OK, congressional caucuses like the Bipartisan Working Group and the Climate Solutions Caucus have been formed. Think tanks and advocacy groups, such as the Bipartisan Policy Center and No Labels, also have taken root in Washington as attempts to break down right-left divisions. But these inside-the-box, inside-the-Beltway initiatives have as much national name recognition and inspirational reach as a high-school athlete.

Mr. Macron benefited from French political divisions on the left, scandals on the right, and a far-right candidate toxic for most French voters. Yet, En Marche held rock-star-sized rallies across France, enlisted tens of thousands of mostly young volunteers to run an unprecedented ground game and recruited hundreds of political newbies (half of them women) as candidates for legislative elections to the National Assembly. Mr. Macron himself played the unlikely role of a Parisian intellectual and a patriot invoking the spirit of Joan of Arc, with the mindset of a Silicon Valley entrepreneur.

The U.S. president is no longer the obvious choice for leader of the free world. So who, if not Donald Trump, qualifies for the job?
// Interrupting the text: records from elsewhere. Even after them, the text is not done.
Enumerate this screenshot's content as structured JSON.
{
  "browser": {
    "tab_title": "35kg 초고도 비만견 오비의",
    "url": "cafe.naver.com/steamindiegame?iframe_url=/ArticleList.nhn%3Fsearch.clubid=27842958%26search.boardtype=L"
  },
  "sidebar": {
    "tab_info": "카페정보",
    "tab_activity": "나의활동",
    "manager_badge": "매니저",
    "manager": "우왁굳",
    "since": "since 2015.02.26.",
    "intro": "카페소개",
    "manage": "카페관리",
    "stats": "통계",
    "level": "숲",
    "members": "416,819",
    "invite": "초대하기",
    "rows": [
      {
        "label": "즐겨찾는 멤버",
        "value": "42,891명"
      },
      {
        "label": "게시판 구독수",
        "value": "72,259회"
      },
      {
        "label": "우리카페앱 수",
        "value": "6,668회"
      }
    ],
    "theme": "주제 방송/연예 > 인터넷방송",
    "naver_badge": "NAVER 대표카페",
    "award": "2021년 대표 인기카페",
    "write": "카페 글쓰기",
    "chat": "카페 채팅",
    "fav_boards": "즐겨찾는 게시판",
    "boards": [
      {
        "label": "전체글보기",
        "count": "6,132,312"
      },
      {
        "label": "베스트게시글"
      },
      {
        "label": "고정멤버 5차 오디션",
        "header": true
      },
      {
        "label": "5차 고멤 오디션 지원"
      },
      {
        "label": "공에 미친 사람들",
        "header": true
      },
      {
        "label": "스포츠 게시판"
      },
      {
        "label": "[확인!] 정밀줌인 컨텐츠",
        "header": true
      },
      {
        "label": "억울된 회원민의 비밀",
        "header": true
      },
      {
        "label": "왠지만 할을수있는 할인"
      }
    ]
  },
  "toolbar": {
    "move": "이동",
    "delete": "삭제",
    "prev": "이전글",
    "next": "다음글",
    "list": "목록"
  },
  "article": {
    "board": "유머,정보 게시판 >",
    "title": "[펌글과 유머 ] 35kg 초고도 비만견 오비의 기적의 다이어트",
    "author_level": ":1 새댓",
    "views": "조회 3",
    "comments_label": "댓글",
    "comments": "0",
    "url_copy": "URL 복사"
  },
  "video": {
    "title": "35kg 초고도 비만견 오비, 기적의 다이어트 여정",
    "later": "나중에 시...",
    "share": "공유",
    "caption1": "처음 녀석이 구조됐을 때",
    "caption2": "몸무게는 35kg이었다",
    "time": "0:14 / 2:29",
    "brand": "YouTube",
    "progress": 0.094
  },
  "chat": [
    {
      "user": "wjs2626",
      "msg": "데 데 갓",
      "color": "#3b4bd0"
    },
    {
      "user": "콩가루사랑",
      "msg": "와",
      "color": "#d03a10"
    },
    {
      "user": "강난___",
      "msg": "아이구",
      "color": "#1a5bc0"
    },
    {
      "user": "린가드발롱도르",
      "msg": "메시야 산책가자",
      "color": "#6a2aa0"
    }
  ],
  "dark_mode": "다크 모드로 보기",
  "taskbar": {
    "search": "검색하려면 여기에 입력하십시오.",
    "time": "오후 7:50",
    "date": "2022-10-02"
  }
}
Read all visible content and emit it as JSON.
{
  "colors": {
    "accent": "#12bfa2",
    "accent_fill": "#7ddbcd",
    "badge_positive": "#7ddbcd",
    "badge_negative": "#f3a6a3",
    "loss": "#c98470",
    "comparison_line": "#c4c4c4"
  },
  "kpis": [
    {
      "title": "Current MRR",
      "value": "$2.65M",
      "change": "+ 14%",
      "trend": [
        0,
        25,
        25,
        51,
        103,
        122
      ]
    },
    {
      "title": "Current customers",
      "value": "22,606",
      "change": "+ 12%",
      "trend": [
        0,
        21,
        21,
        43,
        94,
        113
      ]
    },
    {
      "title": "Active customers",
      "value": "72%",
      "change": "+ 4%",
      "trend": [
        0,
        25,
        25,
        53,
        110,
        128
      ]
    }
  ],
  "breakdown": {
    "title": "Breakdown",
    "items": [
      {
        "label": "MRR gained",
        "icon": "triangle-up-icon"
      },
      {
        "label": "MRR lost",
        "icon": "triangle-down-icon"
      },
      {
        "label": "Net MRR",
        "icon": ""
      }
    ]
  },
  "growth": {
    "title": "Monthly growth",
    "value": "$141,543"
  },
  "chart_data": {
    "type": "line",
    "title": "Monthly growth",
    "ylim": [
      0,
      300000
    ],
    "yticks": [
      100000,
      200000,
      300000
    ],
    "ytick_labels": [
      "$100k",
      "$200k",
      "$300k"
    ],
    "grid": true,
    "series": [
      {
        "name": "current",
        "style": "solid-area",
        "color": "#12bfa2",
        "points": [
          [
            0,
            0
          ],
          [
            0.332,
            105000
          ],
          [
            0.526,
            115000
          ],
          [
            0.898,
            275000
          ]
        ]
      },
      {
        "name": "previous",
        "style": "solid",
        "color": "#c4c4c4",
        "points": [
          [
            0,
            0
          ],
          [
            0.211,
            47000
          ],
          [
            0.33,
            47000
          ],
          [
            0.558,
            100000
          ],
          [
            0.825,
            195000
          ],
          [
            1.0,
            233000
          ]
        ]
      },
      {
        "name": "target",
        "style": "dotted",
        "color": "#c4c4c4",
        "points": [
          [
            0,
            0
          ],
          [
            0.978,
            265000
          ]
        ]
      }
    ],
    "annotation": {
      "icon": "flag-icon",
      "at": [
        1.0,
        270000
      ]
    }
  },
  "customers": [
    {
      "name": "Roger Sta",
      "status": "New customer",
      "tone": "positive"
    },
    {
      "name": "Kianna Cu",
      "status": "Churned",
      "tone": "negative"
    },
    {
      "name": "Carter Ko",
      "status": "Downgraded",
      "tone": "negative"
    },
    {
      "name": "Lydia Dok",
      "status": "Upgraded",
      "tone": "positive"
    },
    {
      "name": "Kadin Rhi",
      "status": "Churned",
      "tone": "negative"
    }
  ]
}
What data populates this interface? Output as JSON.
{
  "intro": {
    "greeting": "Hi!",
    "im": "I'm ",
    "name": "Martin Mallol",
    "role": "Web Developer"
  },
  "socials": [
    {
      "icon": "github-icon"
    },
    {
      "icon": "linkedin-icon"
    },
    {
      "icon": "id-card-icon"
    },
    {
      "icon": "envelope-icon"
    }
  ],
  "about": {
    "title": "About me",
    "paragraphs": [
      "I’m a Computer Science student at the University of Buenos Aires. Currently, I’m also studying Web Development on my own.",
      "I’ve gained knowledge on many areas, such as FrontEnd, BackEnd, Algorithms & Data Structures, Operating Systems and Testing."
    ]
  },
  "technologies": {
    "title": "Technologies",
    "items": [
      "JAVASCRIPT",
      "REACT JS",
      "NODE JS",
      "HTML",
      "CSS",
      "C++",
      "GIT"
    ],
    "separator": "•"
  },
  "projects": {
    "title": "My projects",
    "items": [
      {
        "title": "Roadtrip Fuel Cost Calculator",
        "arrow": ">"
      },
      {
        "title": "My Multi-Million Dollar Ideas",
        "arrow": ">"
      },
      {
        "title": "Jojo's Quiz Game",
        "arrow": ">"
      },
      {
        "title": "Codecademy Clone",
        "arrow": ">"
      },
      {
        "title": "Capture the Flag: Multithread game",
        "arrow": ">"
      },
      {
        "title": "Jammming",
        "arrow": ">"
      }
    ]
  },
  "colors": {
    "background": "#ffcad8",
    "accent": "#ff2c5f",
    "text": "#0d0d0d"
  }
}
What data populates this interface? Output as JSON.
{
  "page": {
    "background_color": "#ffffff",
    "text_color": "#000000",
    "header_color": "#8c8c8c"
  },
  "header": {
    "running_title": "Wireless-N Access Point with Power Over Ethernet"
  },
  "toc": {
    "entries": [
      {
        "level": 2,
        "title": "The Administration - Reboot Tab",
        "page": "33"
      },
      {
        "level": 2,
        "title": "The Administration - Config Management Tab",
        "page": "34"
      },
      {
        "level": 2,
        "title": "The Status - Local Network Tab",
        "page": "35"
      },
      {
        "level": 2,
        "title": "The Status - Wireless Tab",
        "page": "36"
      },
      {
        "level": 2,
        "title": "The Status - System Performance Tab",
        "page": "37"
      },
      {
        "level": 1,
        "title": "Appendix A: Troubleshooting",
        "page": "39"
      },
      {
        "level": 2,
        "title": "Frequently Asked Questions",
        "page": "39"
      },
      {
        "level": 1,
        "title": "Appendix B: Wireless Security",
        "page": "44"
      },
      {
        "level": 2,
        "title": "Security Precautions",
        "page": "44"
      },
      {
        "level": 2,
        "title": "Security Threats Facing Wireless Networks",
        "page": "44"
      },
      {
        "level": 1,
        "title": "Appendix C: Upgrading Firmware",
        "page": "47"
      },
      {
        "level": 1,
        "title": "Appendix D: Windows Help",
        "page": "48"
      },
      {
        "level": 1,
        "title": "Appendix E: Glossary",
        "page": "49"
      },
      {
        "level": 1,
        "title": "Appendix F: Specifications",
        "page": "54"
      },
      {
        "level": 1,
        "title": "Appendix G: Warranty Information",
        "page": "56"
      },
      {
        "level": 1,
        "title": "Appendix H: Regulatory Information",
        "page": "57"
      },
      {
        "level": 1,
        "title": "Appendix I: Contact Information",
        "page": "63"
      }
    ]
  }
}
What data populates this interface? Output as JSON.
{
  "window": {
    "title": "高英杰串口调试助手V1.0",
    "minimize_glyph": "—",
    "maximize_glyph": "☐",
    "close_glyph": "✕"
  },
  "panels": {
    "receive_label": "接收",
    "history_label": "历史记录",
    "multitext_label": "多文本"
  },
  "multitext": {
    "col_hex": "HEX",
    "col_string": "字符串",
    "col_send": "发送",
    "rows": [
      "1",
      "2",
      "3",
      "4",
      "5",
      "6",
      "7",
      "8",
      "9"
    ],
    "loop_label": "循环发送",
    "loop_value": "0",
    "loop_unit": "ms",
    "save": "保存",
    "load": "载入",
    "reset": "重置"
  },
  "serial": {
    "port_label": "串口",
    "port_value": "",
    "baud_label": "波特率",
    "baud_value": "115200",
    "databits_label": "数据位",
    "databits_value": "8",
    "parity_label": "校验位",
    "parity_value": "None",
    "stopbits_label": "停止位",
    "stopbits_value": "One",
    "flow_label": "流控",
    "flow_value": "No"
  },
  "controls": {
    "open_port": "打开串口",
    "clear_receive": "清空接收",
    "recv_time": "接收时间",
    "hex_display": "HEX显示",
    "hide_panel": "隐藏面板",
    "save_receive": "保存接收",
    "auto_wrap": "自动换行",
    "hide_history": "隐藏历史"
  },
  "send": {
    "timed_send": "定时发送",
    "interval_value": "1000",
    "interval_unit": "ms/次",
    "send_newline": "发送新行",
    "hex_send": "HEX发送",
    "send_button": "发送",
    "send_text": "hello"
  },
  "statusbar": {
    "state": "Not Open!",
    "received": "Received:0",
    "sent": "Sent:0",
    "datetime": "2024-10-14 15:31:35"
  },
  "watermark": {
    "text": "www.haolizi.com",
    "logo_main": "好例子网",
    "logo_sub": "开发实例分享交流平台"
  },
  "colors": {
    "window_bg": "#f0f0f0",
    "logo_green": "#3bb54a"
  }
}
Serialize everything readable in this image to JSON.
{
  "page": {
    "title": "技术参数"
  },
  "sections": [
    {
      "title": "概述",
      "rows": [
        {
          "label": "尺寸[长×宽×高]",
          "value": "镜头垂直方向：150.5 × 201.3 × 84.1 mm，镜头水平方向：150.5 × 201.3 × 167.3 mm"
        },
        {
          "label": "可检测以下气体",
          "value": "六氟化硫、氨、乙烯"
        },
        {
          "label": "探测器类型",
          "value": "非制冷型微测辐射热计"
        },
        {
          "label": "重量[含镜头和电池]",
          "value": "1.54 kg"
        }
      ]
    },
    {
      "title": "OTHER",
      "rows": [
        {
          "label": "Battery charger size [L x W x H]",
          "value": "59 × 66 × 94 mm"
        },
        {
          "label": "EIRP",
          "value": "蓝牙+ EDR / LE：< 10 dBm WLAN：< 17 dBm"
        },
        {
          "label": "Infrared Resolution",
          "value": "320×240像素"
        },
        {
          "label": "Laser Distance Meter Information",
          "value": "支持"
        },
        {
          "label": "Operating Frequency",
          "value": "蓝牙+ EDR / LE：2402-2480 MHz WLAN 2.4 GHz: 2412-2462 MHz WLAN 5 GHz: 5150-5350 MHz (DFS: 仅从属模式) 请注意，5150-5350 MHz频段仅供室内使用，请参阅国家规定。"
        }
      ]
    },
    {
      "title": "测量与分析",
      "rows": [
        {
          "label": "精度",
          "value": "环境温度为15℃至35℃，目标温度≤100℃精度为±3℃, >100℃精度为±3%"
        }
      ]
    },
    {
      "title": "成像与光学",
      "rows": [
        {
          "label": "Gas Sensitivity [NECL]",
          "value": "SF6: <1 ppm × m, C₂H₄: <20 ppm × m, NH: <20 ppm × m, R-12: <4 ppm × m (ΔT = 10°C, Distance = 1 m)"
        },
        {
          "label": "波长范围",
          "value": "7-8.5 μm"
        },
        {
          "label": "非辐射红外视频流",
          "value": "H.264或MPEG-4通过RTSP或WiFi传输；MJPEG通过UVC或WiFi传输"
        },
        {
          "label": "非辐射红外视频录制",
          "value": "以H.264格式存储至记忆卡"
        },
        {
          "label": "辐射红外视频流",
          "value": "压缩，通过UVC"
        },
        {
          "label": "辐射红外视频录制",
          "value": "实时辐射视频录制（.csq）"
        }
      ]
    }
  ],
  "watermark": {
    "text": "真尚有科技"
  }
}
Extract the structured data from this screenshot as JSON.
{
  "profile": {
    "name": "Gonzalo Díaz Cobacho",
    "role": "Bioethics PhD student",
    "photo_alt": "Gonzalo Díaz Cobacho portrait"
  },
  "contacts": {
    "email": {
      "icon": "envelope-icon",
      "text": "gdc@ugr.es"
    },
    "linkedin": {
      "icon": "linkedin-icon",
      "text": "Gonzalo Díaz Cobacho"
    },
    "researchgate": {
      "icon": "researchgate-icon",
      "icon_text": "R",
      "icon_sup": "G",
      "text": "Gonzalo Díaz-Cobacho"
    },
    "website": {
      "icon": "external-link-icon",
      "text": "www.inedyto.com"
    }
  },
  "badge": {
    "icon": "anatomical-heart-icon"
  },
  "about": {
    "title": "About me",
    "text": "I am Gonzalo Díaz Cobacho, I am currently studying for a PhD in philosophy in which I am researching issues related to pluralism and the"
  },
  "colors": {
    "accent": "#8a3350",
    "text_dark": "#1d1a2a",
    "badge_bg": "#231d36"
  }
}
Despite the long history of U.S. third-party failures — including Ross Perot, John Anderson, George Wallace, Strom Thurmond and Henry Wallace — what makes the Dems and GOP an immutable presence in American politics? One might say, cynically and correctly: money in politics, interest groups and the parties' duopolistic desire to maintain the status quo.

But is breaking with the D-R duo forever impossible or such a long game that no one wants to play? Think of how quickly support for gay marriage or the #MeToo movement emerged. Or, more aptly, think of how a talented, charismatic, young Frenchman upended a long-entrenched political culture in a single year.

Mr. Macron, in many ways, is in tune with America's founders. George Washington, in his farewell address, called partisan "factions" a "fatal tendency" for democracies. Alexander Hamilton and James Madison, in Federalist 9 and 10, warned that factions or parties motivated by common interests are "adverse to the rights of other citizens or to the permanent and aggregate interests of the community." Thomas Jefferson said that "a little rebellion, now and then, is a good thing."

France's far-right National Front also definitively severed its ties to firebrand founder Jean-Marie Le Pen on Sunday.

Philosophical and policy differences are not going to disappear, but why not aim for a broader, more inclusive tent to bring together a public divided — in large part by the two parties themselves? Armed with and a good candidate and the best elements of progressivism and conservatism — both updated to the needs of the 21st century — such a new political organization might mobilize the 45 percent of voters who call themselves "independent," plus many more disillusioned Republicans and Democrats.

Farfetched fantasy, the peddlers of conventional wisdom will say, focused as they are on reviving two dying parties. After all, Mr. Macron's shining success in 2017 faces many hurdles ahead and could ultimately fail.

But if France — the Western democracy long derided for its ossified politics and economy — could produce a dynamic, beyond left-right, get-things-done party in a year, is it so impossible in the United States?

Andrew L. Yarrow, a former New York Times reporter and American historian who has been affiliated with several think tanks, will publish his fifth book, "Man Out: Men on the Sidelines of American Life," in September. His email is andrew.l.yarrow@gmail.com.